The Federal Trade Commission (FTC) has just announced that it will delay enforcement of the identity theft “Red Flags Rule” (Rule) until August 1, 2009.   The Rule was discussed previously in Weintraub Genshlea Chediak Tobin & Tobin’s Law Alert Article: Deadline to Have Identity Theft Prevention program Prepared and Implemented is May 1, dated April 15, 2009.

The Rule was adopted by the FTC after the Fair and Accurate Credit Transactions Act of 2003 (FACTA) directed financial regulatory agencies, including the FTC, to promulgate rules requiring “creditors” and “financial institutions” with covered accounts to implement programs to identify, detect, and respond to patterns, practices, or specific activities that could indicate identity theft. FACTA’s definition of “creditor” applies to any entity that regularly extends or renews credit – or arranges for others to do so – and includes all entities that regularly permit deferred payments for goods or services. Accepting credit cards as a form of payment does not, by itself, make an entity a creditor. According to the FTC, some examples of creditors are finance companies; automobile dealers that provide or arrange financing; mortgage brokers; utility companies; telecommunications companies; non-profit and government entities that defer payment for goods or services; and businesses that provide services and bill later, including many lawyers, doctors, and other professionals. “Financial institutions” include entities that offer accounts that enable consumers to write checks or make payments to third parties through other means, such as other negotiable instruments or telephone transfers.
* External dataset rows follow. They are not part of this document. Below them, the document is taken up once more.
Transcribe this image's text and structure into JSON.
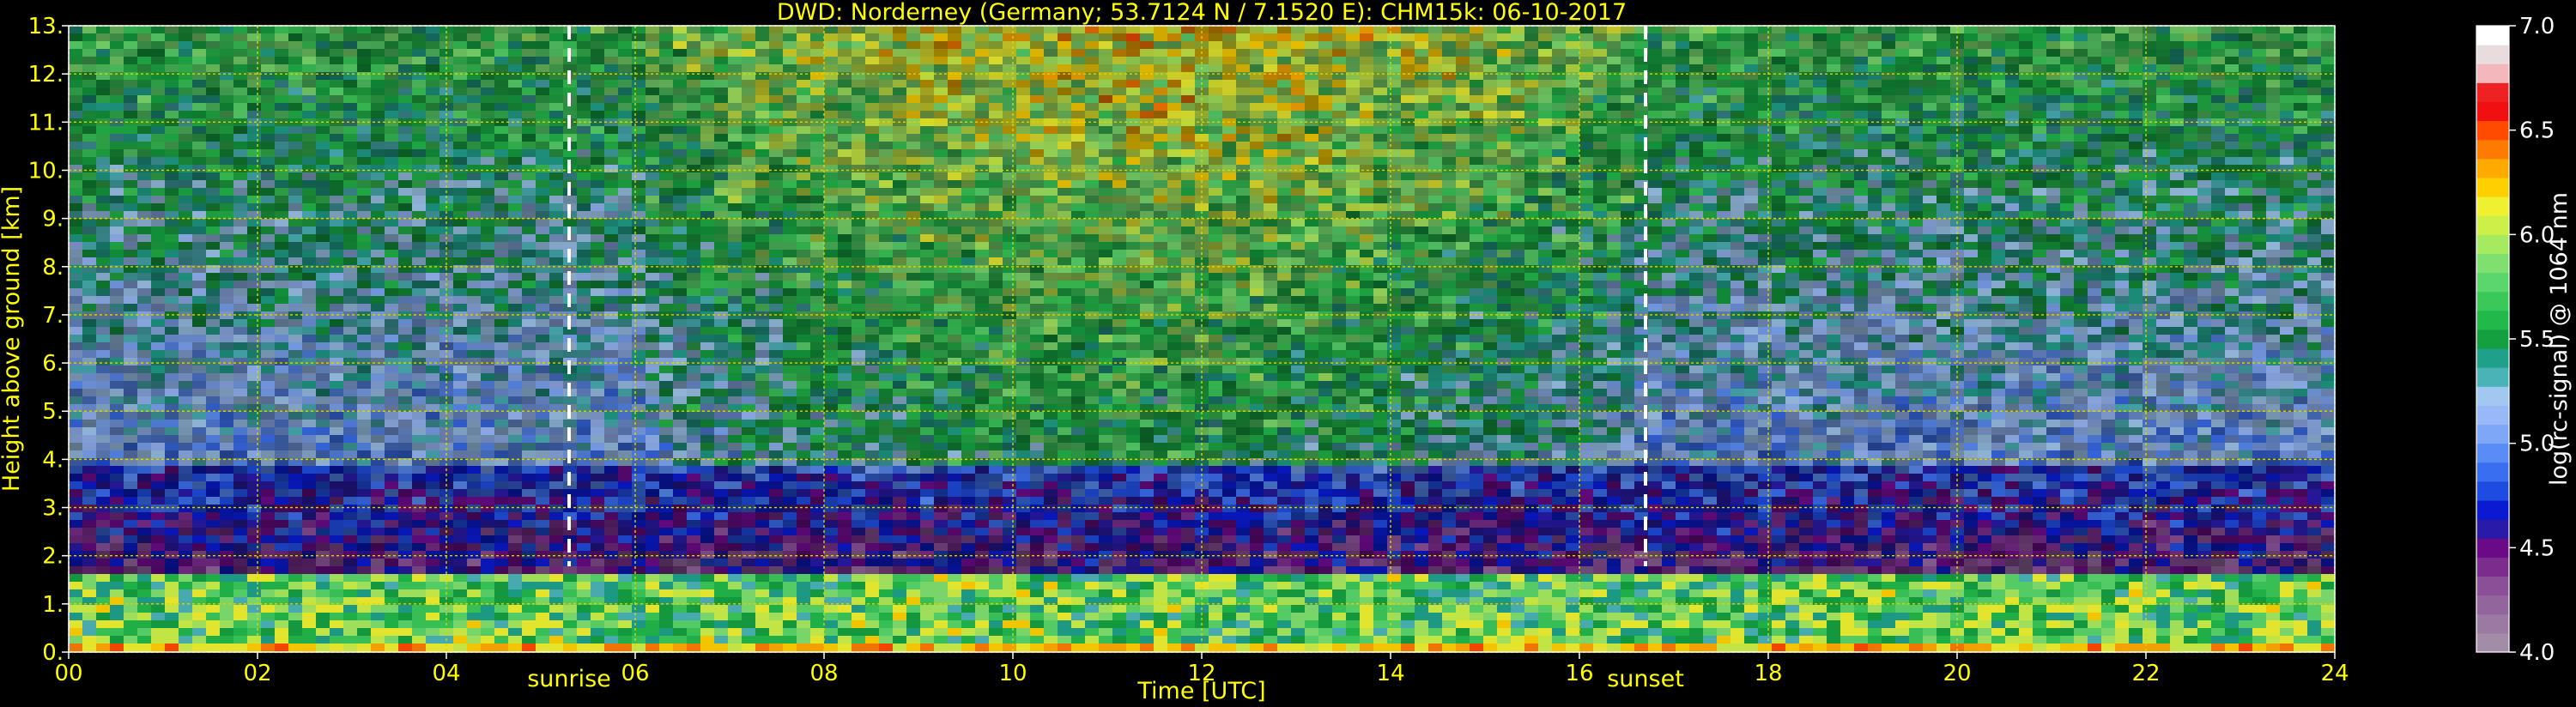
{
  "chart_data": {
    "type": "heatmap",
    "title": "DWD: Norderney (Germany; 53.7124 N / 7.1520 E):    CHM15k: 06-10-2017",
    "xlabel": "Time [UTC]",
    "ylabel": "Height above ground [km]",
    "colorbar_label": "log(rc-signal) @ 1064 nm",
    "xlim": [
      0,
      24
    ],
    "ylim": [
      0,
      13
    ],
    "clim": [
      4.0,
      7.0
    ],
    "x_ticks": [
      "00",
      "02",
      "04",
      "06",
      "08",
      "10",
      "12",
      "14",
      "16",
      "18",
      "20",
      "22",
      "24"
    ],
    "y_ticks": [
      "0.",
      "1.",
      "2.",
      "3.",
      "4.",
      "5.",
      "6.",
      "7.",
      "8.",
      "9.",
      "10.",
      "11.",
      "12.",
      "13."
    ],
    "colorbar_ticks": [
      "4.0",
      "4.5",
      "5.0",
      "5.5",
      "6.0",
      "6.5",
      "7.0"
    ],
    "grid": true,
    "annotations": [
      {
        "label": "sunrise",
        "x": 5.3
      },
      {
        "label": "sunset",
        "x": 16.7
      }
    ],
    "colormap": [
      "#a28ca8",
      "#9a7aa3",
      "#92669d",
      "#8a4f97",
      "#7a2d8c",
      "#6a0a87",
      "#2a1aaa",
      "#0a1ad0",
      "#1f4ce0",
      "#3a6ef0",
      "#5a8cf5",
      "#7fa7f7",
      "#98b8f8",
      "#a0c8f0",
      "#4ab3b8",
      "#1fa08a",
      "#14a040",
      "#22b84a",
      "#3ac858",
      "#5ad66c",
      "#7fe070",
      "#a6ea60",
      "#ccf048",
      "#eef030",
      "#ffd000",
      "#ffaa00",
      "#ff7a00",
      "#ff4a00",
      "#f01010",
      "#ee2222",
      "#f4b8bc",
      "#e8dcdc",
      "#ffffff"
    ],
    "colors": {
      "text": "#ffff00",
      "grid": "#d8d800",
      "marker": "#ffffff",
      "background": "#000000"
    }
  }
}
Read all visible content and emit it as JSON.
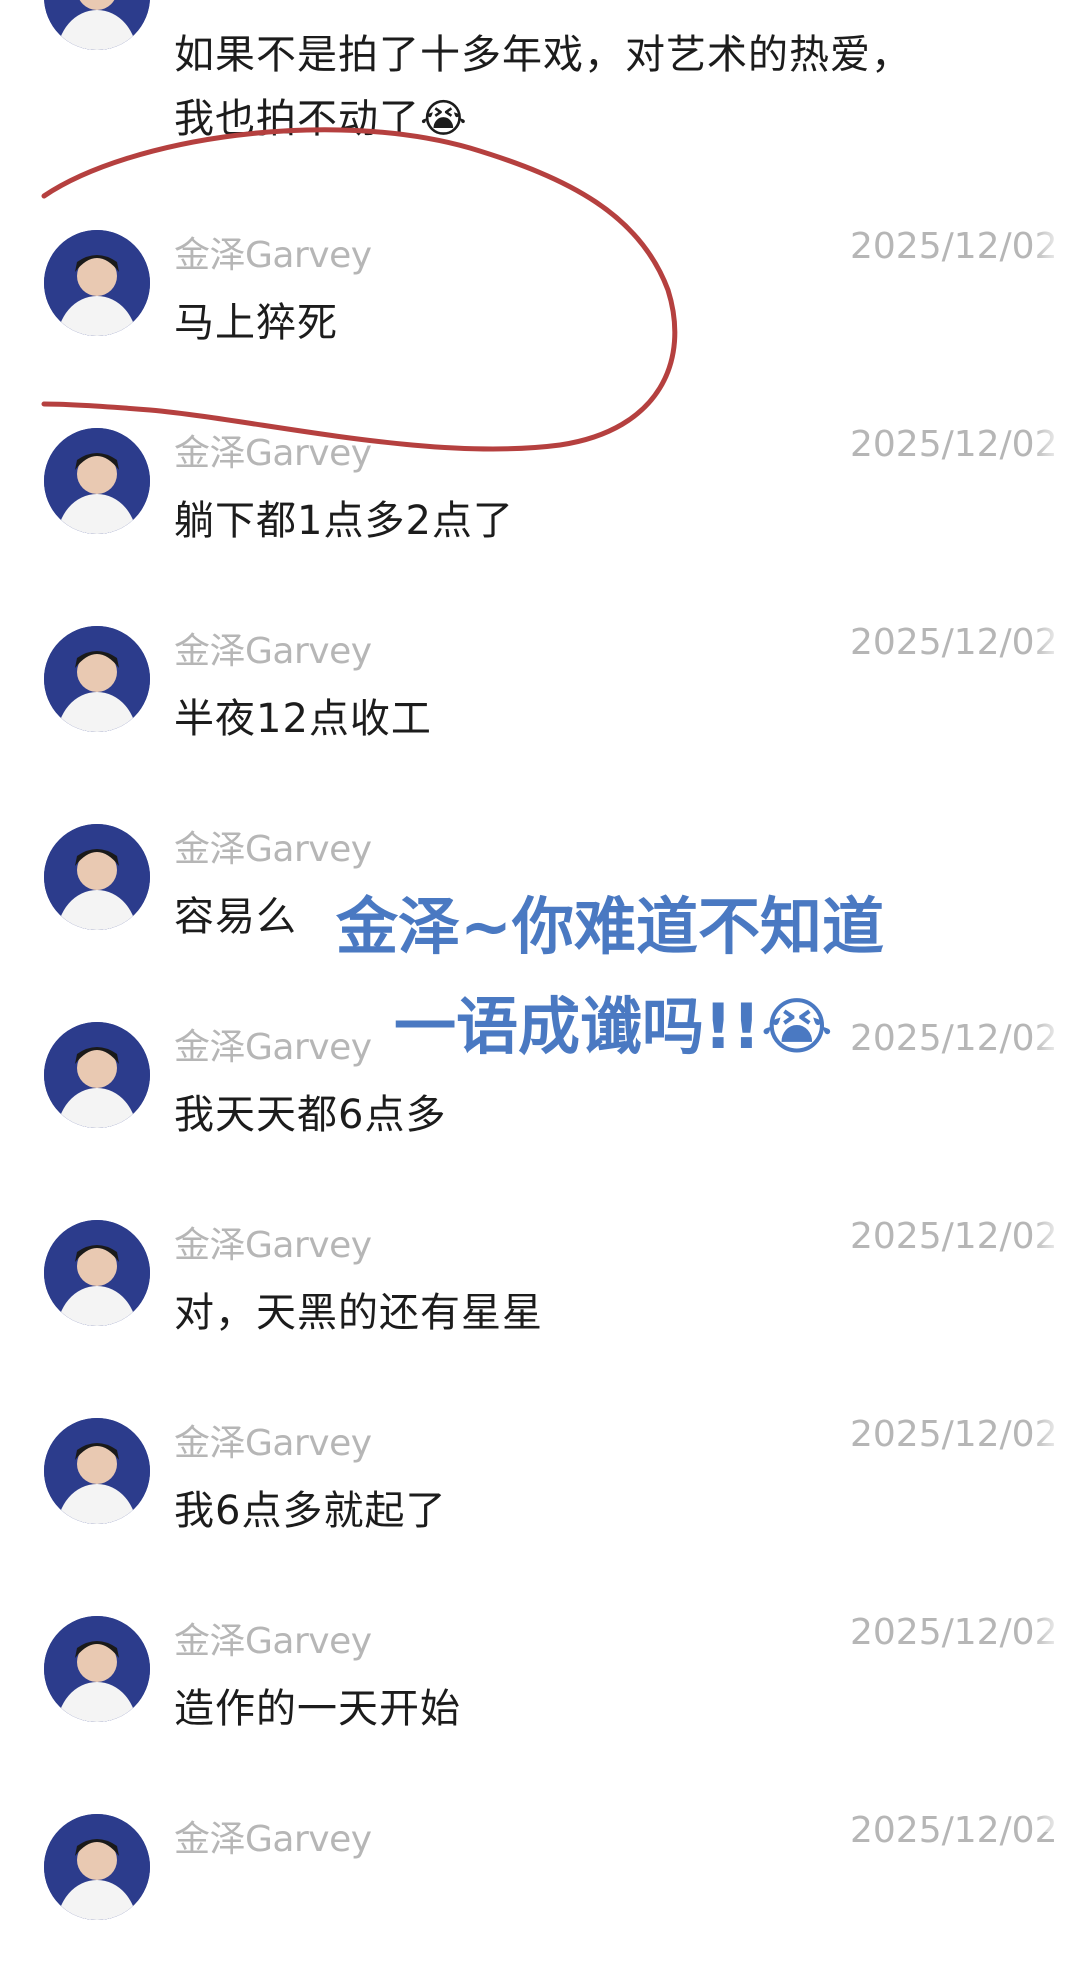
{
  "first_message": {
    "line1": "如果不是拍了十多年戏，对艺术的热爱，",
    "line2": "我也拍不动了",
    "emoji": "😭"
  },
  "messages": [
    {
      "sender": "金泽Garvey",
      "time": "2025/12/02",
      "text": "马上猝死"
    },
    {
      "sender": "金泽Garvey",
      "time": "2025/12/02",
      "text": "躺下都1点多2点了"
    },
    {
      "sender": "金泽Garvey",
      "time": "2025/12/02",
      "text": "半夜12点收工"
    },
    {
      "sender": "金泽Garvey",
      "time": "",
      "text": "容易么"
    },
    {
      "sender": "金泽Garvey",
      "time": "2025/12/02",
      "text": "我天天都6点多"
    },
    {
      "sender": "金泽Garvey",
      "time": "2025/12/02",
      "text": "对，天黑的还有星星"
    },
    {
      "sender": "金泽Garvey",
      "time": "2025/12/02",
      "text": "我6点多就起了"
    },
    {
      "sender": "金泽Garvey",
      "time": "2025/12/02",
      "text": "造作的一天开始"
    },
    {
      "sender": "金泽Garvey",
      "time": "2025/12/02",
      "text": ""
    }
  ],
  "overlay": {
    "line1": "金泽~你难道不知道",
    "line2": "一语成谶吗!!",
    "emoji": "😭"
  },
  "colors": {
    "annotation_circle": "#b5403f",
    "overlay_text": "#4a79c2",
    "sender_gray": "#b6b6b6",
    "avatar_blue": "#2c3c8c"
  }
}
The express purpose of the extension is to provide more time to entities that may be covered by the Rule to create and implement written identity theft prevention programs. The FTC’s announcement of the extension also indicates that it plans to publish a template to help entitles with a low risk of identity theft to comply with the Rule.

The FTC’s announcement can be found at: